• Assignment: Output all records precisely as written.

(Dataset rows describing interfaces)
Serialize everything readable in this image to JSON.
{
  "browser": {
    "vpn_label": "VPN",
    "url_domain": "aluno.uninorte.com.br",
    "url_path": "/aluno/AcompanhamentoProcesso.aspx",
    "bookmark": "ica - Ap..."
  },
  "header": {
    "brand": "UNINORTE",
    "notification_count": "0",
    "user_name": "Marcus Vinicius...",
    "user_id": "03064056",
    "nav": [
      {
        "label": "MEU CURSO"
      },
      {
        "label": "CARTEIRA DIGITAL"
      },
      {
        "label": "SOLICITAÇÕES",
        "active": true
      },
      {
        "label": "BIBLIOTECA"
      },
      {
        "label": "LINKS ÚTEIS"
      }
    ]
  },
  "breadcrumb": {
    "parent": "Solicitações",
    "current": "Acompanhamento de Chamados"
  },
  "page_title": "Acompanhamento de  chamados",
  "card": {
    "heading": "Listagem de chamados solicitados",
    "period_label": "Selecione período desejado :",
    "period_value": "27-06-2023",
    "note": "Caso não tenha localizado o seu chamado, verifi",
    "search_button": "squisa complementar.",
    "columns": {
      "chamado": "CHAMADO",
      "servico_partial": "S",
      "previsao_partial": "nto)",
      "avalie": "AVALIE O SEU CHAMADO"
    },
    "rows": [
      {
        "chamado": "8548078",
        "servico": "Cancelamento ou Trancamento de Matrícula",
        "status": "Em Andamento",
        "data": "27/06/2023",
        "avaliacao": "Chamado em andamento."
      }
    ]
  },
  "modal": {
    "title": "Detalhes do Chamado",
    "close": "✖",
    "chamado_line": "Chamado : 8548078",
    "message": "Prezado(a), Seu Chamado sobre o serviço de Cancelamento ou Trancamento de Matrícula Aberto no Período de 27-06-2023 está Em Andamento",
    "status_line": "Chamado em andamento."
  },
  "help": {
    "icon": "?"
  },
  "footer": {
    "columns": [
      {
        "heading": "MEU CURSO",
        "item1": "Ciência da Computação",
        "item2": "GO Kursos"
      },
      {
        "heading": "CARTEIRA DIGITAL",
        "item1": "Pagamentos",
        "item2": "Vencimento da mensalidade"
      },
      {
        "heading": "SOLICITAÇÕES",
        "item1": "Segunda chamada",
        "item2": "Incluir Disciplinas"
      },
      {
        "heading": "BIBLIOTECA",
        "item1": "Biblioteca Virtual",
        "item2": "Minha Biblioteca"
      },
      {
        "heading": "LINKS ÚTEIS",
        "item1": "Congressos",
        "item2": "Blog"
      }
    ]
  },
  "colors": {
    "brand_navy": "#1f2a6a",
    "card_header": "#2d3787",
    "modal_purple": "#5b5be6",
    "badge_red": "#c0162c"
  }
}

• Written response:
Serialize everything readable in this image to JSON.
{
  "browser": {
    "vpn_label": "VPN",
    "url_domain": "aluno.uninorte.com.br",
    "url_path": "/aluno/AcompanhamentoProcesso.aspx",
    "bookmark": "ica - Ap..."
  },
  "header": {
    "brand": "UNINORTE",
    "notification_count": "0",
    "user_name": "Marcus Vinicius...",
    "user_id": "03064056",
    "nav": [
      {
        "label": "MEU CURSO"
      },
      {
        "label": "CARTEIRA DIGITAL"
      },
      {
        "label": "SOLICITAÇÕES",
        "active": true
      },
      {
        "label": "BIBLIOTECA"
      },
      {
        "label": "LINKS ÚTEIS"
      }
    ]
  },
  "breadcrumb": {
    "parent": "Solicitações",
    "current": "Acompanhamento de Chamados"
  },
  "page_title": "Acompanhamento de  chamados",
  "card": {
    "heading": "Listagem de chamados solicitados",
    "period_label": "Selecione período desejado :",
    "period_value": "27-06-2023",
    "note": "Caso não tenha localizado o seu chamado, verifi",
    "search_button": "squisa complementar.",
    "columns": {
      "chamado": "CHAMADO",
      "servico_partial": "S",
      "previsao_partial": "nto)",
      "avalie": "AVALIE O SEU CHAMADO"
    },
    "rows": [
      {
        "chamado": "8548078",
        "servico": "Cancelamento ou Trancamento de Matrícula",
        "status": "Em Andamento",
        "data": "27/06/2023",
        "avaliacao": "Chamado em andamento."
      }
    ]
  },
  "modal": {
    "title": "Detalhes do Chamado",
    "close": "✖",
    "chamado_line": "Chamado : 8548078",
    "message": "Prezado(a), Seu Chamado sobre o serviço de Cancelamento ou Trancamento de Matrícula Aberto no Período de 27-06-2023 está Em Andamento",
    "status_line": "Chamado em andamento."
  },
  "help": {
    "icon": "?"
  },
  "footer": {
    "columns": [
      {
        "heading": "MEU CURSO",
        "item1": "Ciência da Computação",
        "item2": "GO Kursos"
      },
      {
        "heading": "CARTEIRA DIGITAL",
        "item1": "Pagamentos",
        "item2": "Vencimento da mensalidade"
      },
      {
        "heading": "SOLICITAÇÕES",
        "item1": "Segunda chamada",
        "item2": "Incluir Disciplinas"
      },
      {
        "heading": "BIBLIOTECA",
        "item1": "Biblioteca Virtual",
        "item2": "Minha Biblioteca"
      },
      {
        "heading": "LINKS ÚTEIS",
        "item1": "Congressos",
        "item2": "Blog"
      }
    ]
  },
  "colors": {
    "brand_navy": "#1f2a6a",
    "card_header": "#2d3787",
    "modal_purple": "#5b5be6",
    "badge_red": "#c0162c"
  }
}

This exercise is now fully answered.